Excerpts from an interface dataset -
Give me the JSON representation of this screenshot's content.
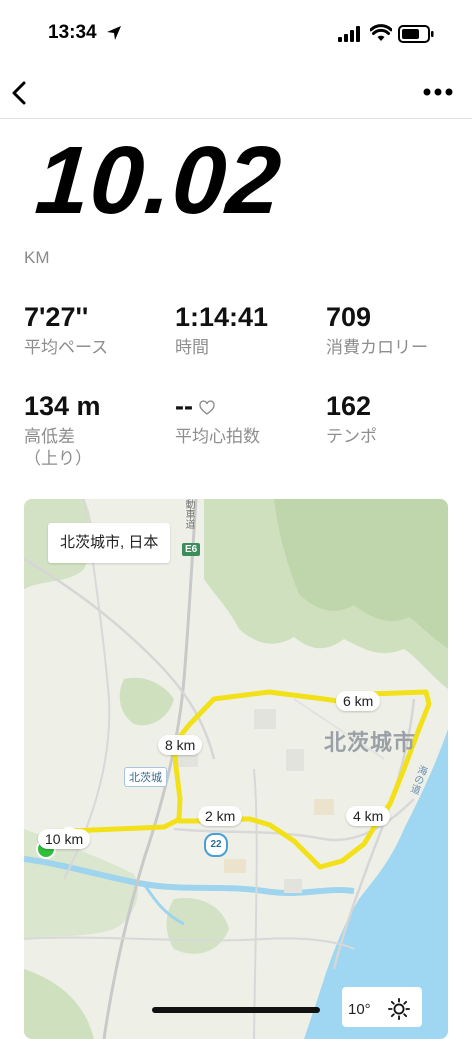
{
  "status": {
    "time": "13:34"
  },
  "summary": {
    "distance": "10.02",
    "unit": "KM"
  },
  "stats": [
    {
      "value": "7'27''",
      "label": "平均ペース"
    },
    {
      "value": "1:14:41",
      "label": "時間"
    },
    {
      "value": "709",
      "label": "消費カロリー"
    },
    {
      "value": "134 m",
      "label": "高低差\n（上り）"
    },
    {
      "value": "--",
      "label": "平均心拍数"
    },
    {
      "value": "162",
      "label": "テンポ"
    }
  ],
  "map": {
    "location": "北茨城市, 日本",
    "city": "北茨城市",
    "road_shield": "E6",
    "station": "北茨城",
    "route_badge": "22",
    "road_vertical": "動車道",
    "road_coast": "海の道",
    "km_labels": [
      "2 km",
      "4 km",
      "6 km",
      "8 km",
      "10 km"
    ],
    "route_color": "#f2e118",
    "start_color": "#2fbf3a",
    "end_color": "#e0141b",
    "weather": {
      "temp": "10°",
      "icon": "sun-icon"
    }
  }
}
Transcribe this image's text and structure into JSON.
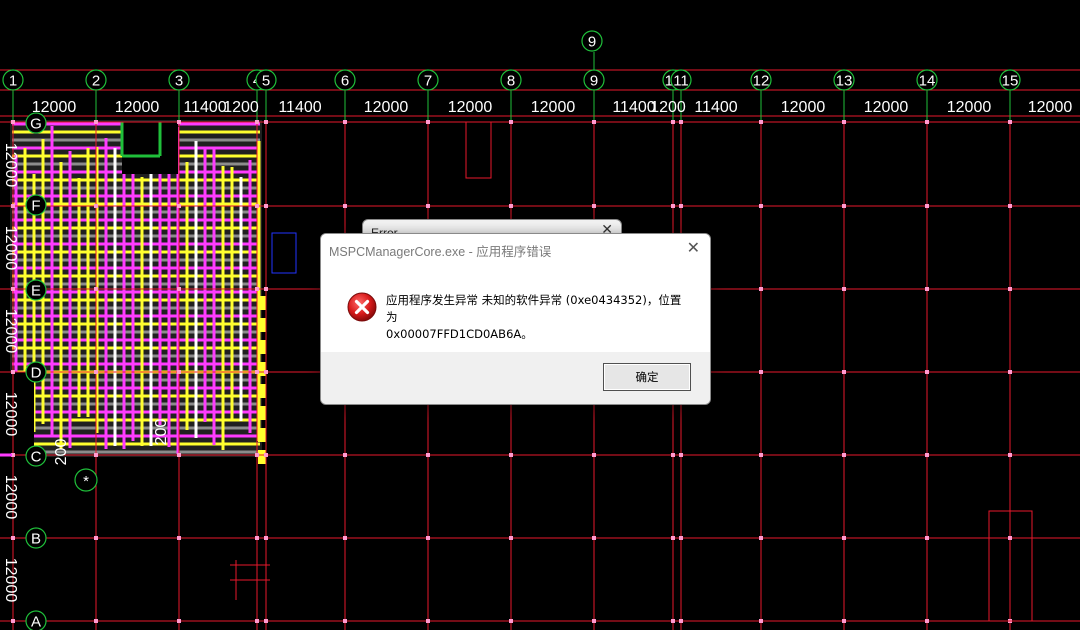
{
  "canvas": {
    "top_axes": [
      "1",
      "2",
      "3",
      "4",
      "5",
      "6",
      "7",
      "8",
      "9",
      "10",
      "11",
      "12",
      "13",
      "14",
      "15"
    ],
    "top_extra_axis": "9",
    "spacing_labels": [
      "12000",
      "12000",
      "11400",
      "1200",
      "11400",
      "12000",
      "12000",
      "12000",
      "11400",
      "1200",
      "11400",
      "12000",
      "12000",
      "12000",
      "12000"
    ],
    "left_axes": [
      "G",
      "F",
      "E",
      "D",
      "C",
      "B",
      "A"
    ],
    "left_vertical_labels": [
      "12000",
      "12000",
      "12000",
      "12000",
      "12000",
      "12000"
    ],
    "plan_labels": [
      "200",
      "200"
    ],
    "star_marker": "*"
  },
  "colors": {
    "background": "#000000",
    "grid_red": "#e8182b",
    "axis_green": "#1fbf3a",
    "beam_yellow": "#ffff2e",
    "beam_magenta": "#ff3bff",
    "beam_white": "#ffffff",
    "beam_gray": "#8c8c8c",
    "selection_blue": "#2233ff"
  },
  "dialog_back": {
    "title": "Error",
    "close_icon": "close-icon"
  },
  "dialog": {
    "title": "MSPCManagerCore.exe - 应用程序错误",
    "message_line1": "应用程序发生异常 未知的软件异常 (0xe0434352)，位置为",
    "message_line2": "0x00007FFD1CD0AB6A。",
    "ok_label": "确定",
    "icon": "error-icon",
    "close_icon": "close-icon"
  }
}
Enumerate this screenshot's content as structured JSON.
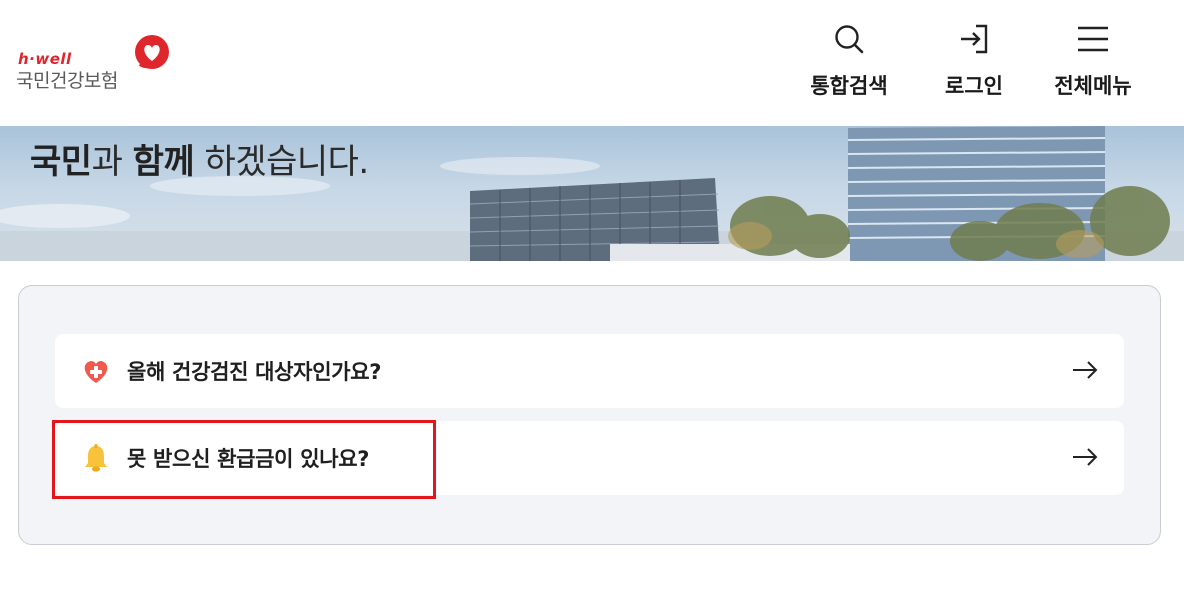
{
  "header": {
    "logo": {
      "tagline": "h·well",
      "name": "국민건강보험"
    },
    "nav": [
      {
        "label": "통합검색",
        "icon": "search-icon"
      },
      {
        "label": "로그인",
        "icon": "login-icon"
      },
      {
        "label": "전체메뉴",
        "icon": "menu-icon"
      }
    ]
  },
  "banner": {
    "text_part1": "국민",
    "text_part2": "과 ",
    "text_part3": "함께",
    "text_part4": " 하겠습니다."
  },
  "quick_links": [
    {
      "label": "올해 건강검진 대상자인가요?",
      "icon": "heart-plus-icon"
    },
    {
      "label": "못 받으신 환급금이 있나요?",
      "icon": "bell-icon"
    }
  ],
  "colors": {
    "brand_red": "#e0262d",
    "highlight_red": "#e3161b",
    "card_bg": "#f2f4f8"
  }
}
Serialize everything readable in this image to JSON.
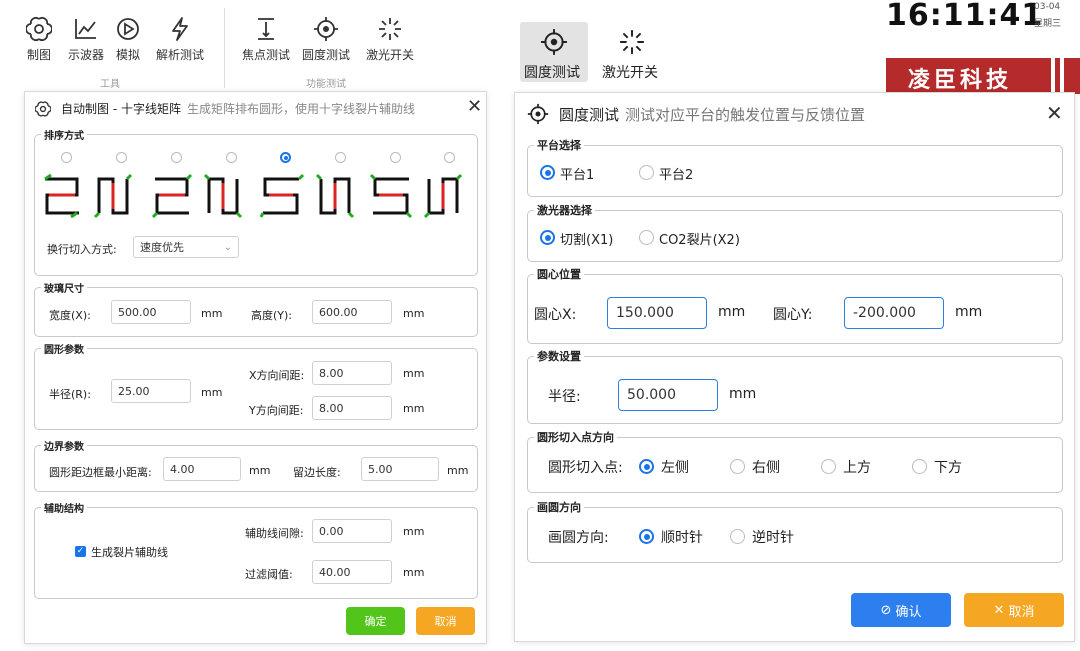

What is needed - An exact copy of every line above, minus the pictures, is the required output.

The answer -
Give me the JSON representation of this screenshot's content.
{
  "status": {
    "time": "13:34"
  },
  "summary": {
    "distance": "10.02",
    "unit": "KM"
  },
  "stats": [
    {
      "value": "7'27''",
      "label": "平均ペース"
    },
    {
      "value": "1:14:41",
      "label": "時間"
    },
    {
      "value": "709",
      "label": "消費カロリー"
    },
    {
      "value": "134 m",
      "label": "高低差\n（上り）"
    },
    {
      "value": "--",
      "label": "平均心拍数"
    },
    {
      "value": "162",
      "label": "テンポ"
    }
  ],
  "map": {
    "location": "北茨城市, 日本",
    "city": "北茨城市",
    "road_shield": "E6",
    "station": "北茨城",
    "route_badge": "22",
    "road_vertical": "動車道",
    "road_coast": "海の道",
    "km_labels": [
      "2 km",
      "4 km",
      "6 km",
      "8 km",
      "10 km"
    ],
    "route_color": "#f2e118",
    "start_color": "#2fbf3a",
    "end_color": "#e0141b",
    "weather": {
      "temp": "10°",
      "icon": "sun-icon"
    }
  }
}
Transcribe this image's text and structure into JSON.
{
  "canvas": {
    "top_axes": [
      "1",
      "2",
      "3",
      "4",
      "5",
      "6",
      "7",
      "8",
      "9",
      "10",
      "11",
      "12",
      "13",
      "14",
      "15"
    ],
    "top_extra_axis": "9",
    "spacing_labels": [
      "12000",
      "12000",
      "11400",
      "1200",
      "11400",
      "12000",
      "12000",
      "12000",
      "11400",
      "1200",
      "11400",
      "12000",
      "12000",
      "12000",
      "12000"
    ],
    "left_axes": [
      "G",
      "F",
      "E",
      "D",
      "C",
      "B",
      "A"
    ],
    "left_vertical_labels": [
      "12000",
      "12000",
      "12000",
      "12000",
      "12000",
      "12000"
    ],
    "plan_labels": [
      "200",
      "200"
    ],
    "star_marker": "*"
  },
  "colors": {
    "background": "#000000",
    "grid_red": "#e8182b",
    "axis_green": "#1fbf3a",
    "beam_yellow": "#ffff2e",
    "beam_magenta": "#ff3bff",
    "beam_white": "#ffffff",
    "beam_gray": "#8c8c8c",
    "selection_blue": "#2233ff"
  },
  "dialog_back": {
    "title": "Error",
    "close_icon": "close-icon"
  },
  "dialog": {
    "title": "MSPCManagerCore.exe - 应用程序错误",
    "message_line1": "应用程序发生异常 未知的软件异常 (0xe0434352)，位置为",
    "message_line2": "0x00007FFD1CD0AB6A。",
    "ok_label": "确定",
    "icon": "error-icon",
    "close_icon": "close-icon"
  }
}
Enumerate this screenshot's content as structured JSON.
{
  "header": {
    "logo": {
      "tagline": "h·well",
      "name": "국민건강보험"
    },
    "nav": [
      {
        "label": "통합검색",
        "icon": "search-icon"
      },
      {
        "label": "로그인",
        "icon": "login-icon"
      },
      {
        "label": "전체메뉴",
        "icon": "menu-icon"
      }
    ]
  },
  "banner": {
    "text_part1": "국민",
    "text_part2": "과 ",
    "text_part3": "함께",
    "text_part4": " 하겠습니다."
  },
  "quick_links": [
    {
      "label": "올해 건강검진 대상자인가요?",
      "icon": "heart-plus-icon"
    },
    {
      "label": "못 받으신 환급금이 있나요?",
      "icon": "bell-icon"
    }
  ],
  "colors": {
    "brand_red": "#e0262d",
    "highlight_red": "#e3161b",
    "card_bg": "#f2f4f8"
  }
}
Serialize everything readable in this image to JSON.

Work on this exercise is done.